The US Navy history reveals a severe problem regarding former service members: asbestos exposure. The insulating and fire-retardant properties of the toxic mineral were ideal for incorporating it in more than 300 construction materials applied on naval vessels built from the 1930s through the 1980s. Aside from its unique properties, the Navy mandated the use of asbestos on the ships due to the low price range and abundance on the market.
Today, it's known that the consequences of asbestos exposure are potentially fatal. Workers in the shipyards and all personnel aboard Navy ships, including aviation metalsmiths, were inevitably exposed to the hazardous material while performing their daily tasks, unaware of the health risks they were facing.
Asbestos fibers can be inhaled quickly deep into the lungs when airborne. Once in the body, the microscopic asbestos particles may travel with the blood to major organs, accumulating in the lining, and are retained there for long periods, as our bodies lack the mechanism to eliminate them. Over time, the tiny fibers can irritate, causing chronic inflammation and permanent scarring, leading to cell mutation and tumors. This process often paves the way for asbestos-related malignant diseases such as:
- esophageal cancer
- pharyngeal cancer
- laryngeal cancer
- lung cancer
- colorectal cancer
- urogenital cancer
- bronchial cancer
- gastrointestinal cancer
Veterans diagnosed with these illnesses are eligible for compensation; if their cancer is medically documented, they may benefit from expedited claims with the asbestos trust funds and the Department of Veterans Affairs.
Double Risk of Asbestos Exposure Due to Service Onboard and Maintaining Aircraft
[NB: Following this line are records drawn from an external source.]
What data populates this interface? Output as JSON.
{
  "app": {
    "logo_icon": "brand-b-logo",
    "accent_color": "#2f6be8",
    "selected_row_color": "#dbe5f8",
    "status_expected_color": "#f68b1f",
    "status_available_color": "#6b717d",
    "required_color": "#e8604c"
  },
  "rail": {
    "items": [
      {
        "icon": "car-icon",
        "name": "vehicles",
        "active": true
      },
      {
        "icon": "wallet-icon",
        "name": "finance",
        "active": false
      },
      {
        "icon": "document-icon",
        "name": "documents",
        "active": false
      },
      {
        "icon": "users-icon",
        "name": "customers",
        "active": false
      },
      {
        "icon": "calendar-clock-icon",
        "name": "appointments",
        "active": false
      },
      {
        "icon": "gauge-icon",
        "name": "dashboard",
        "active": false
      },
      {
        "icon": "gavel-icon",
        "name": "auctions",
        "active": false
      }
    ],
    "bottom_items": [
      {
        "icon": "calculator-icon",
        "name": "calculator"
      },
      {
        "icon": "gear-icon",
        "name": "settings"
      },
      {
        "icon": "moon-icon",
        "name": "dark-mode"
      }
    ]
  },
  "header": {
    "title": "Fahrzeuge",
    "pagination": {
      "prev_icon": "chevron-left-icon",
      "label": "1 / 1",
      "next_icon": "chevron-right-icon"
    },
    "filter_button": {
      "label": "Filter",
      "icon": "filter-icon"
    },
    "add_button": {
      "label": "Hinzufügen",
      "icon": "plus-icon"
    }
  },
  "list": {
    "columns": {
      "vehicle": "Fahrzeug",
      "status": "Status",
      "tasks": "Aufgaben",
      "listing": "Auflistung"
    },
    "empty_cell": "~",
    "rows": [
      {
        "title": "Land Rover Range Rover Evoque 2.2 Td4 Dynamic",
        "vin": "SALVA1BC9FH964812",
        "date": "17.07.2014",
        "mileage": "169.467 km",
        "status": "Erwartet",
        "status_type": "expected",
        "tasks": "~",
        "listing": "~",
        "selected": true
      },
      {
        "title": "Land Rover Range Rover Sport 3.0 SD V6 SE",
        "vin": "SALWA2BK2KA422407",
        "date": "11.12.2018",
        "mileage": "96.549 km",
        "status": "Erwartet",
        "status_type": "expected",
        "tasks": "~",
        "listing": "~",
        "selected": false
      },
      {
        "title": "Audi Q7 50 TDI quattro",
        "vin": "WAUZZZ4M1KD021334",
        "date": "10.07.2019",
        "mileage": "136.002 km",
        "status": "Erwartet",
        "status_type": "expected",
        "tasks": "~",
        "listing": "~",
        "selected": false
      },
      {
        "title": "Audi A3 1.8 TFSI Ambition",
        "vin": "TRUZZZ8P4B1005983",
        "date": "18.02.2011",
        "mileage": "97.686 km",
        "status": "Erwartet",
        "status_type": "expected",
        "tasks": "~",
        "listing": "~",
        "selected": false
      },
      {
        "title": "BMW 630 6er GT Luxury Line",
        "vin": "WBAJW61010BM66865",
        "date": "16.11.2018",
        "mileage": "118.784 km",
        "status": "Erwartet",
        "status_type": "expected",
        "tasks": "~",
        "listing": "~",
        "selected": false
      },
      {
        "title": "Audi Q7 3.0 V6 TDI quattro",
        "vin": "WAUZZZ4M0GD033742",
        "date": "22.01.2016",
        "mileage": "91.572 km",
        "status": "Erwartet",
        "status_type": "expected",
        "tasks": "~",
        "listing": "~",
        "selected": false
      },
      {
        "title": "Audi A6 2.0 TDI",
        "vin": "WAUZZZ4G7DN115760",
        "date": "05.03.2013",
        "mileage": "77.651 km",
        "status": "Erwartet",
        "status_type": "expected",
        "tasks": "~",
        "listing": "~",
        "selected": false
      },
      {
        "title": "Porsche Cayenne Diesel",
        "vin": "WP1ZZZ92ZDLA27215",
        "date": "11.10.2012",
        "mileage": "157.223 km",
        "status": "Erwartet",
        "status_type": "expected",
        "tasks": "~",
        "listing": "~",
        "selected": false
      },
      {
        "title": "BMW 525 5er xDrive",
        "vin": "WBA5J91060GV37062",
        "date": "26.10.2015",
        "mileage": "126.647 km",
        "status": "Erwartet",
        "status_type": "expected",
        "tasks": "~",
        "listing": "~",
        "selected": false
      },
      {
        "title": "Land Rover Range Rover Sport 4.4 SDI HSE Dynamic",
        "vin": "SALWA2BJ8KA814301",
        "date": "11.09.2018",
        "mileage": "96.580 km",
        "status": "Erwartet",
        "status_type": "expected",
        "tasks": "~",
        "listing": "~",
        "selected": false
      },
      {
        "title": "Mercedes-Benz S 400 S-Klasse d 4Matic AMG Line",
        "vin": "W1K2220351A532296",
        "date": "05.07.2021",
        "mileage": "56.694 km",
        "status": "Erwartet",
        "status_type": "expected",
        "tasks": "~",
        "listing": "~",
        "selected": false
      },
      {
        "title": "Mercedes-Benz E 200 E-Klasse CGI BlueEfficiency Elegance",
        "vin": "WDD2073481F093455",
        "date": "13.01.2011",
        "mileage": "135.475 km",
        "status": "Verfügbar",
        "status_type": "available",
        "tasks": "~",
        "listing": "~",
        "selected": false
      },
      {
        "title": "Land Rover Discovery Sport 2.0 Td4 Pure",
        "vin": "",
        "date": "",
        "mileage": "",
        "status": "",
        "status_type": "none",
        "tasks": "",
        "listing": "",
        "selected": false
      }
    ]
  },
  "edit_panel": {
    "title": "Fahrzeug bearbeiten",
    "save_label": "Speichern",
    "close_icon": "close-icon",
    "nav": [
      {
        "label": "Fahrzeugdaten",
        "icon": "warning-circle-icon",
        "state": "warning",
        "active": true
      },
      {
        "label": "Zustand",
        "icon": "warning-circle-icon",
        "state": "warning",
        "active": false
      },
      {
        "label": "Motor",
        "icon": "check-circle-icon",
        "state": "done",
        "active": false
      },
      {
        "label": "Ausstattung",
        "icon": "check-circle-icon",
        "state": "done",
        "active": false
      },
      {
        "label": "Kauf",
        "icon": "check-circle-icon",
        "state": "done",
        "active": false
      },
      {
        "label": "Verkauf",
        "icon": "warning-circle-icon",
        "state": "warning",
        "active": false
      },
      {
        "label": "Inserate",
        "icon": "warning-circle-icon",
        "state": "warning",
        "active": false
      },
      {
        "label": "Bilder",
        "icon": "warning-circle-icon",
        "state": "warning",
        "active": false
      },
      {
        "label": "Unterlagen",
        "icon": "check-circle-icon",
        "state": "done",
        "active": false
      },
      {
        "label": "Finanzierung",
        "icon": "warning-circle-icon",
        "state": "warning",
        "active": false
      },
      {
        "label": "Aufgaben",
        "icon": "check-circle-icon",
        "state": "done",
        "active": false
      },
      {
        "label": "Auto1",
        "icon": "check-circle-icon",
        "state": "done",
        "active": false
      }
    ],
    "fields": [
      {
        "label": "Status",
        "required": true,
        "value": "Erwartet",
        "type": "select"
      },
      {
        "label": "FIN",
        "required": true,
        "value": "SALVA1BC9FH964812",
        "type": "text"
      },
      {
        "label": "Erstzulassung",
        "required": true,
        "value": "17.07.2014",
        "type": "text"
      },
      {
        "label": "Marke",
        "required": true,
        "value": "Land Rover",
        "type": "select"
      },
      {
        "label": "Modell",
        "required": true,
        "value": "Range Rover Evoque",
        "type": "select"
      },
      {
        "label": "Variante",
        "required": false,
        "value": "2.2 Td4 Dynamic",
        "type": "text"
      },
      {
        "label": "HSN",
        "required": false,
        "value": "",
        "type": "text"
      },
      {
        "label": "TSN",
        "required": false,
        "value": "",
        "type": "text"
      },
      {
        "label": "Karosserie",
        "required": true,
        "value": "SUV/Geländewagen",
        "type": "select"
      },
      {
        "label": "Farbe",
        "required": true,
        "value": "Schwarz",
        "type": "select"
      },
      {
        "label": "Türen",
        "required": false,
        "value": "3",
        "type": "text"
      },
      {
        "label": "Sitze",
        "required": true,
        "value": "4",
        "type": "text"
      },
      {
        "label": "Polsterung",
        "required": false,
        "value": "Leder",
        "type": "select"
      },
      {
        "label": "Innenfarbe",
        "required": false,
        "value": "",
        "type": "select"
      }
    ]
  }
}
Being around asbestos daily on the ships built before the 80s endangered the health of Navy veterans without their knowing. Routine asbestos exposure was doubled in the case of Aviation Structural Mechanics (AM) or Aviation Metalsmiths, as they were called in the World War II era. Enlisted persons were fulfilling duty onboard Navy ships abounding with asbestos and worked with aircraft containing asbestos products.
The Aviation Metalsmith rating was established in 1921 and evolved into the Aviation Structural Mechanics rating in 1948. AMs performed daily inspections on aircraft, airframes, and components, maintaining optimum performance for naval aviators on assignments to:
- aviation squadron
- aircraft carrier
- Navy ship
- naval air station
- aviation shore facility
AMs were responsible for the maintenance and repair of all aircraft structural components from the cockpit to the landing gear and everything in between:
AMs assembled metal components to repair aircraft exteriors, often using power tools, increasing their chances of releasing asbestos fibers into the air and the danger of inhaling the toxic particles.
Veterans Experienced Permanent Health Damages Years After Service
Asbestos was the "miracle material" widely utilized in building the Navy ships for the WW2 war effort, and nobody thought of its negative impact on personnel's health. Veterans are now suffering from the consequences of prolonged exposure to asbestos and developing incapacitating diseases stemming from it:
- rounded atelectasis
- pleural effusion
- pleural plaques
- pleural thickening
- pulmonary fibrosis
- lung nodules and spots
- chronic bronchitis
- recurrent pneumonia
Although these illnesses don't qualify veterans to receive compensation, it's vital to check them periodically, seeing that non-cancerous asbestos diseases have the potential to turn into cancer. Periodic chest X-rays and pulmonary function tests can help discover if they evolved into cancer, and a cancer diagnosis will make veterans eligible for claims.
Asbestos-related health conditions are complex and often misdiagnosed because their symptoms resemble other typical respiratory diseases. Doctors may misinterpret the signs and treat asbestos illnesses inadequately, losing precious time. To prevent such situations, Navy veterans should act immediately by making an appointment with the doctor and scheduling a screening when the following symptoms occur:
- persistent dry cough
- pain in the chest or shoulder
- shortness of breath
- night sweats
- general weakness
- unintentional weight loss
- respiratory system complications
Going to the doctor immediately after the first signs appear is vital, and asking for a second or even a third doctor's opinion outside the VA is decisive for a correct diagnosis and the best suitable treatment. To help the assessment process, tell your doctor about the military service and the probability of asbestos exposure on the ships.
An Asbestos-Related Cancer Diagnosis May Qualify You to File a Claim
Because asbestos was excessively used on Navy ships until the 1980s, diseases stemming from exposure to the toxic fibers exponentially increased among the personnel who served on those contaminated vessels. Navy veterans diagnosed with cancer due to service-related asbestos exposure may be compensated through the VA. The severity of their condition determines the number of benefits they can receive, and they must abide by a statute of limitations of up to five years from the date of their diagnosis.
If you decide to take legal action and file claims with the asbestos trust funds and the VA to receive the deserved financial compensation, we can assist you in contacting the best legal specialist for your case.